Here again, it is not remotely necessary to know what hard bop is or how it relates to bebop or how both relate to other forms of jazz - you can dig into that if you want to, of course, but you don't need it to get enjoyment here. It isn't necessary to know who any of these players are either - the notability of having them all in one ensemble is pretty impressive, but if you don't know or care about that, it's fine. What Rollins creates on this record is, again, a feeling, but where Miles Davis creates a feeling (or feelings) that you are familiar with, Rollins and co. here work with seemingly no blueprint, allowing for flourishes and surprises galore. The exact sensation that this sparks will vary across all listeners, but one way of thinking about it is that the motivation is less about inspiring a feeling you're familiar with and more about inspiring one that may be hitting you for the first time - something with a base of joy and admiration, but with pinches of awe and bewilderment thrown in before the whole thing is iced in a sticky-sweet layer of fulfillment. These are things you've felt before, yes, but you haven't felt them exactly in the way you're feeling them now.

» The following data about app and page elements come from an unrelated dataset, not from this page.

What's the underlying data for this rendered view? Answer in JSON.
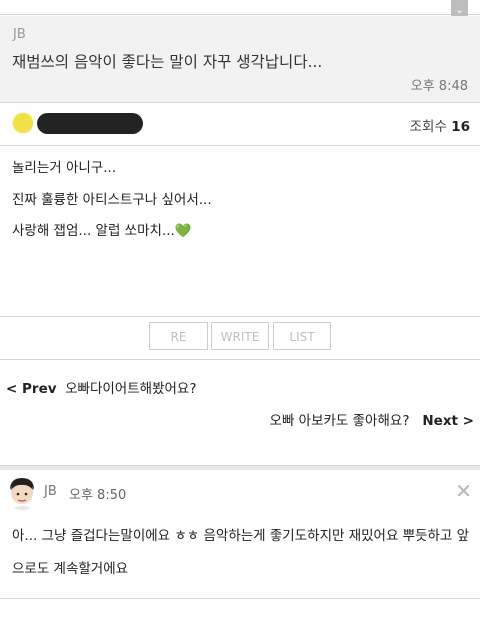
{
  "reply": {
    "author": "JB",
    "text": "재범쓰의 음악이 좋다는 말이 자꾸 생각납니다...",
    "time": "오후 8:48"
  },
  "post": {
    "views_label": "조회수",
    "views": "16",
    "lines": [
      "놀리는거 아니구...",
      "진짜 훌륭한 아티스트구나 싶어서...",
      "사랑해 잽엄... 알럽 쏘마치..."
    ],
    "heart": "💚"
  },
  "buttons": {
    "re": "RE",
    "write": "WRITE",
    "list": "LIST"
  },
  "nav": {
    "prev_label": "< Prev",
    "prev_title": "오빠다이어트해봤어요?",
    "next_title": "오빠 아보카도 좋아해요?",
    "next_label": "Next >"
  },
  "comment": {
    "author": "JB",
    "time": "오후 8:50",
    "text": "아... 그냥 즐겁다는말이에요 ㅎㅎ 음악하는게 좋기도하지만 재밌어요 뿌듯하고 앞으로도 계속할거에요",
    "close": "✕"
  },
  "icons": {
    "scroll": "chevron-down-icon",
    "close": "close-icon"
  }
}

The bottom line is that jazz can be intimidating. I am still apprehensive about lots of jazz music, unsure if I will be able to understand it in the way it should be, or simply uninterested in trying at times. But the reality is that any music can be intimidating if you are intent upon seeing it in terms of its past, its fundamental elements, its context in the present, its performance, the theory behind it, and who happens to be playing it. The difference is that the casual listener may start from the assumption that they need to know things that they don't in order to appreciate jazz, and we don't have that criterion for most other types of music.

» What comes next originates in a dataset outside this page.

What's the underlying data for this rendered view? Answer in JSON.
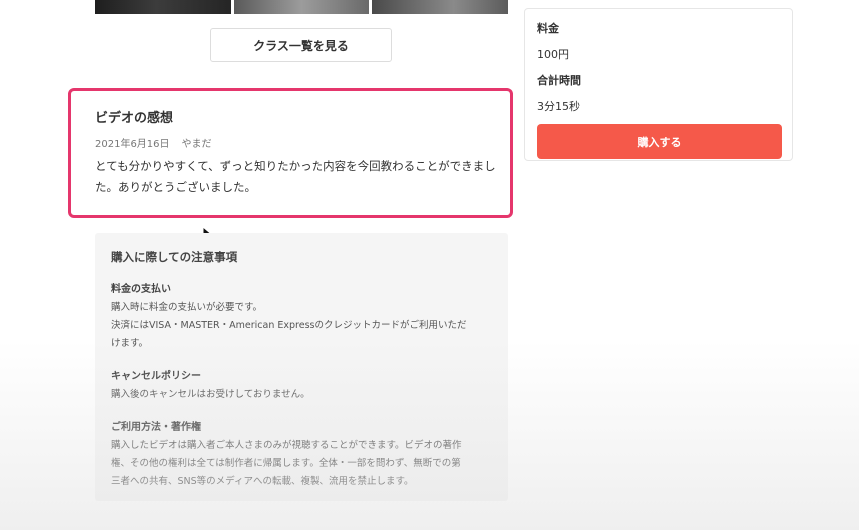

Your mileage may vary with everything laid out here. As I said at the outset, this is not about educating anyone or pushing a jazz-heavy listening agenda - the level of presumption it would take to do either frankly makes me a little nauseous just thinking about it. The only goal here is to make sure you know that the door is always open for jazz. There isn't a padlock on it that you need a combination for or a secret word you need to get past the doorman. The bass is thrumming, the room is palpable with darkness and movement, the ladies are dolled up and the fellas are tapping their feet while they enjoy a single-malt beverage. Should you want to, all you need to do is walk right in. I think you'll like it in here.